* _What you are asked to do_: Reproduce the listing that follows, unchanged and complete.

* _Exercise inputs_:
+++
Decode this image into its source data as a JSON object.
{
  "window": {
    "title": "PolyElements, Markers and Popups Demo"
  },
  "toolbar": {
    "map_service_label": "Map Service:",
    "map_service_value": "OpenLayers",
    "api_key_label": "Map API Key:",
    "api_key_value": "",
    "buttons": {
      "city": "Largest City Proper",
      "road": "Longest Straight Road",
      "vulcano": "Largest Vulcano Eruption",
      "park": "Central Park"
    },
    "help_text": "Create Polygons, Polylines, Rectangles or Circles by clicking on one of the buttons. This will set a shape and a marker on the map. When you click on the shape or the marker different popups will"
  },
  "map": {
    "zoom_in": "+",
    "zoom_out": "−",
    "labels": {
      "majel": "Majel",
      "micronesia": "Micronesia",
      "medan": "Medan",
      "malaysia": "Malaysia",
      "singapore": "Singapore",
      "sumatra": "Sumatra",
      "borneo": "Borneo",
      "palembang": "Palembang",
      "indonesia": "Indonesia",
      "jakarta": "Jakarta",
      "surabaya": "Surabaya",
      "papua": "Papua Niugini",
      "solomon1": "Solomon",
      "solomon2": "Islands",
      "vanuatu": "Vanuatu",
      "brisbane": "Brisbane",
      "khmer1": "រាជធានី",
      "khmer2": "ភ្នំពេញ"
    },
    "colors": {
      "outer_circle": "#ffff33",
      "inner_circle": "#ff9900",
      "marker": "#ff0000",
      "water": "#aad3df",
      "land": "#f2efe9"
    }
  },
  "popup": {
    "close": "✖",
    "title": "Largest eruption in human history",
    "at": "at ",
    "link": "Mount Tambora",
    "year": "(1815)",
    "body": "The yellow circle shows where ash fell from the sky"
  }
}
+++
* _Answer to this task_:
Decode this image into its source data as a JSON object.
{
  "window": {
    "title": "PolyElements, Markers and Popups Demo"
  },
  "toolbar": {
    "map_service_label": "Map Service:",
    "map_service_value": "OpenLayers",
    "api_key_label": "Map API Key:",
    "api_key_value": "",
    "buttons": {
      "city": "Largest City Proper",
      "road": "Longest Straight Road",
      "vulcano": "Largest Vulcano Eruption",
      "park": "Central Park"
    },
    "help_text": "Create Polygons, Polylines, Rectangles or Circles by clicking on one of the buttons. This will set a shape and a marker on the map. When you click on the shape or the marker different popups will"
  },
  "map": {
    "zoom_in": "+",
    "zoom_out": "−",
    "labels": {
      "majel": "Majel",
      "micronesia": "Micronesia",
      "medan": "Medan",
      "malaysia": "Malaysia",
      "singapore": "Singapore",
      "sumatra": "Sumatra",
      "borneo": "Borneo",
      "palembang": "Palembang",
      "indonesia": "Indonesia",
      "jakarta": "Jakarta",
      "surabaya": "Surabaya",
      "papua": "Papua Niugini",
      "solomon1": "Solomon",
      "solomon2": "Islands",
      "vanuatu": "Vanuatu",
      "brisbane": "Brisbane",
      "khmer1": "រាជធានី",
      "khmer2": "ភ្នំពេញ"
    },
    "colors": {
      "outer_circle": "#ffff33",
      "inner_circle": "#ff9900",
      "marker": "#ff0000",
      "water": "#aad3df",
      "land": "#f2efe9"
    }
  },
  "popup": {
    "close": "✖",
    "title": "Largest eruption in human history",
    "at": "at ",
    "link": "Mount Tambora",
    "year": "(1815)",
    "body": "The yellow circle shows where ash fell from the sky"
  }
}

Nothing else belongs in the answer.